▶ **REQUIREMENT**:
Below are the records; restate all of them word for word.

Web page and app entries:
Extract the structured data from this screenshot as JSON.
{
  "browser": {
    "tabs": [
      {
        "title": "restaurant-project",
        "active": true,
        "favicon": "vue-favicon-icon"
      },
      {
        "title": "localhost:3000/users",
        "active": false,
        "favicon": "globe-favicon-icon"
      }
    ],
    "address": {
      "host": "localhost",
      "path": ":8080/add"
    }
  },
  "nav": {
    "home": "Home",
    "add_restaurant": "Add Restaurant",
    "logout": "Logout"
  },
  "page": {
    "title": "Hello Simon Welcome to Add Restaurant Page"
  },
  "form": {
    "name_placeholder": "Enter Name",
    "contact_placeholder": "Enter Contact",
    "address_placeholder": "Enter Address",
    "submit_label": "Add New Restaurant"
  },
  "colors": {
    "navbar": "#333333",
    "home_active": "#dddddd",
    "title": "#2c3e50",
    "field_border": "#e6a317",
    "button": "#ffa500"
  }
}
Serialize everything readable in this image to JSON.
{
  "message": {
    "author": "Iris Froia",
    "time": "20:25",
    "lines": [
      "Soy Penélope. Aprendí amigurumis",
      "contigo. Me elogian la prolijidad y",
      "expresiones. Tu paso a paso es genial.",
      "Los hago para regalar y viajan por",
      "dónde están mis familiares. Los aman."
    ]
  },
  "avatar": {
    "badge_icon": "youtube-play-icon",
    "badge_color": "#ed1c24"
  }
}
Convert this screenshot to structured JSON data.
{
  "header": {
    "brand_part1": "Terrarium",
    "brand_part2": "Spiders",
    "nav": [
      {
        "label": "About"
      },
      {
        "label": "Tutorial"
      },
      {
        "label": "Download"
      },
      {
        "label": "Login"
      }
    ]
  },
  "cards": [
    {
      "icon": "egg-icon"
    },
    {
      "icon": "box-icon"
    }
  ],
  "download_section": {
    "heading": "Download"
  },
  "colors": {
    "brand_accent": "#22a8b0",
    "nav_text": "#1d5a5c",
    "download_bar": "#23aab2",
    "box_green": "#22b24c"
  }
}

▶ **TASK SOLUTION**:
Extract the structured data from this screenshot as JSON.
{
  "browser": {
    "tabs": [
      {
        "title": "restaurant-project",
        "active": true,
        "favicon": "vue-favicon-icon"
      },
      {
        "title": "localhost:3000/users",
        "active": false,
        "favicon": "globe-favicon-icon"
      }
    ],
    "address": {
      "host": "localhost",
      "path": ":8080/add"
    }
  },
  "nav": {
    "home": "Home",
    "add_restaurant": "Add Restaurant",
    "logout": "Logout"
  },
  "page": {
    "title": "Hello Simon Welcome to Add Restaurant Page"
  },
  "form": {
    "name_placeholder": "Enter Name",
    "contact_placeholder": "Enter Contact",
    "address_placeholder": "Enter Address",
    "submit_label": "Add New Restaurant"
  },
  "colors": {
    "navbar": "#333333",
    "home_active": "#dddddd",
    "title": "#2c3e50",
    "field_border": "#e6a317",
    "button": "#ffa500"
  }
}
Serialize everything readable in this image to JSON.
{
  "message": {
    "author": "Iris Froia",
    "time": "20:25",
    "lines": [
      "Soy Penélope. Aprendí amigurumis",
      "contigo. Me elogian la prolijidad y",
      "expresiones. Tu paso a paso es genial.",
      "Los hago para regalar y viajan por",
      "dónde están mis familiares. Los aman."
    ]
  },
  "avatar": {
    "badge_icon": "youtube-play-icon",
    "badge_color": "#ed1c24"
  }
}
Convert this screenshot to structured JSON data.
{
  "header": {
    "brand_part1": "Terrarium",
    "brand_part2": "Spiders",
    "nav": [
      {
        "label": "About"
      },
      {
        "label": "Tutorial"
      },
      {
        "label": "Download"
      },
      {
        "label": "Login"
      }
    ]
  },
  "cards": [
    {
      "icon": "egg-icon"
    },
    {
      "icon": "box-icon"
    }
  ],
  "download_section": {
    "heading": "Download"
  },
  "colors": {
    "brand_accent": "#22a8b0",
    "nav_text": "#1d5a5c",
    "download_bar": "#23aab2",
    "box_green": "#22b24c"
  }
}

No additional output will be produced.